Civil Rights Leader Benjamin L. Hooksâ€™ legacy will take its rightful place in the annals of history.
By Juanita Bratcher
Itâ€™s a quote synonymous to the Civil Rights Movement: â€œThe Struggle Continues.â€ So is the song, â€œWe Shall Overcome.â€
And over the years, as a news reporter covering a myriad of events and rallies on various issues, Iâ€™ve heard the quote time and time again, used as a sounding board to rally and fire-up the troops. Sometimes it was used by speaker or speakers at the beginning of speech, but more often used at the end of speech.
In essence, the quote was used by speakers as an admonishing connotation: â€œDonâ€™t rest on your laurels, there is much more needed to be done. The battle hasnâ€™t been won yet, regardless of what has already been accomplished. We have a long way to go.â€
So when I read a quote attributed to the legendary Civil Rights Icon Benjamin L. Hooks, who died April 15, at his home in Memphis, Tennessee, after a long illness, â€œThe Struggle Continuesâ€ resonated in my mind.
According to news reports, NAACP Executive Director Benjamin Todd Jealous recalled a speech Hooks gave last year.
â€œRight up to the last, he conveyedâ€¦the need for us to fight,â€ Jealous said.
Hooks was a trailblazer. He was a fighter for social justice and against bigotry. He took over the helm of the NAACP as its Executive Director in 1977 and served until 1992. He came to the civil rights organization during a declining membership. Under his tenure, he galvanized the membership, adding hundreds of thousands to its membership roll.
Hooks was one of the great communicators of the Civil Rights Movement; a champion for civil rights. He was a voice for many, and once served as President of the National Civil Rights Museum in his hometown Memphis. He was a lawyer; graduated from DePaul University in Chicago, after being declined by law schools in his native Tennessee. No law school there would admit him. After earning his law degree, he returned to Tennessee, passed the bar exam and set-up practice there. He was a Baptist minister, a warrior in fighting for the downtrodden.Â
He was the first African-American judge to sit on the bench in Tennessee Criminal Court, appointed by Tennessee Governor Frank G. Clement; the first African-American appointed to the Federal Communications Commission by President Richard Nixon, in 1972; and was awarded the â€œPresidential Medal of Freedomâ€ by President George Bush in 2007, the highest U.S. civilian honor.

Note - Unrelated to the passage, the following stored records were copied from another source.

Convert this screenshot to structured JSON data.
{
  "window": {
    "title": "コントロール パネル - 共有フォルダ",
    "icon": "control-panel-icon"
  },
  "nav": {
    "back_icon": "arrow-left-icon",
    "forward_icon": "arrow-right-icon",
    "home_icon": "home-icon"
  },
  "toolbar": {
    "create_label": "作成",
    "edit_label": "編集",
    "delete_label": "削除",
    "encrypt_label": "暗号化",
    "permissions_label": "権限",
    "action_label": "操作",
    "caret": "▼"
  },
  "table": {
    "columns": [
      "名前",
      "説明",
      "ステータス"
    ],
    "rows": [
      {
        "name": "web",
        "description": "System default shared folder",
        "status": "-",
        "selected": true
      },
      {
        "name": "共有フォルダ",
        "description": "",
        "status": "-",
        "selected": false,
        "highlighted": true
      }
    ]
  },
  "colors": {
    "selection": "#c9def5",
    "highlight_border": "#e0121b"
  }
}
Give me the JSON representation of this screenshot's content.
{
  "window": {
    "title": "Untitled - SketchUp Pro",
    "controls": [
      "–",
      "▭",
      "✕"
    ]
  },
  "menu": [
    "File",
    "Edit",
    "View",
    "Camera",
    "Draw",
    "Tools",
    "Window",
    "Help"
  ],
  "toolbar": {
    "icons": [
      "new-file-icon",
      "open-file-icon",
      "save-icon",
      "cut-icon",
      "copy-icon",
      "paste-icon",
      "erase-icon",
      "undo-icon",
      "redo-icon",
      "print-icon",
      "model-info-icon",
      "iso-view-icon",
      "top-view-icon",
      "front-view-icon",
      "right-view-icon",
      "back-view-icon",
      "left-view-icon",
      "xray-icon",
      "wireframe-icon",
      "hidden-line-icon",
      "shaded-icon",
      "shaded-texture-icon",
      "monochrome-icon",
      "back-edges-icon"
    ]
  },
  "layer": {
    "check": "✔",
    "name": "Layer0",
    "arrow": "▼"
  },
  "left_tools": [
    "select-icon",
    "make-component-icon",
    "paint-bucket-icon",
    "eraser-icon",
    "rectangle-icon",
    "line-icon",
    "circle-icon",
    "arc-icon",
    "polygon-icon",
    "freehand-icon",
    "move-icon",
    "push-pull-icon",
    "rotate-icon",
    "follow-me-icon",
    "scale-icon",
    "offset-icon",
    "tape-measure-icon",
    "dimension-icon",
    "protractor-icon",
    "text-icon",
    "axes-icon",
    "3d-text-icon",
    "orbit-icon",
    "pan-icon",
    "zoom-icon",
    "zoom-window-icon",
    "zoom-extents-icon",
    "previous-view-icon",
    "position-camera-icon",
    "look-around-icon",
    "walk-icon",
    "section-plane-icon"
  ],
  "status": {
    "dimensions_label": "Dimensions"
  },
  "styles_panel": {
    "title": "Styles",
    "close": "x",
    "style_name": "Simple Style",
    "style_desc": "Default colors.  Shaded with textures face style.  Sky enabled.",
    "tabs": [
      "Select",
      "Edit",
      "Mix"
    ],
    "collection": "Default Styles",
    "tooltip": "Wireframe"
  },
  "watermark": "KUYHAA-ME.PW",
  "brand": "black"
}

As a news reporter, I followed Hooksâ€™ career over the years. But I got the pleasure of meeting him briefly in the 1980s, one-on-one, at a convention in Chicago where he was one of the keynote speakers.
When I realized he was on his way out of the Ballroom where the convention was in session, I hurried out the door to wait for him to come out to get an interview for the article I would be writing (No, it wasnâ€™t stalking).
As he exited the Ballroom, I approached him, identified myself and the media organization I worked for â€“ the historical Chicago Defender â€“ a black newspaper, founded by the late Robert Abbott.
Hooks said he was running late for the airport, that he had an engagement in another state. He said, â€œYoung lady, Iâ€™m on my way to the airport. Iâ€™m running late. But I tell you what, you can walk with me and get the interview. I walked alongside him, interviewing him as we waited for the elevator and continued on into the elevator. When I heard of his death last week, I thought of that encounter with him. I thought about his patience and consideration in giving me that interview even though he was trying to get to the airport on time. I am forever grateful.Â Â
Hooks, born January 31, 1925 in Memphis, died at the age of 85. He left a great legacy of achievement. His endless efforts and energy to bring about justice and equality for African Americans and other minorities in this country will take their rightful place in the annals of history.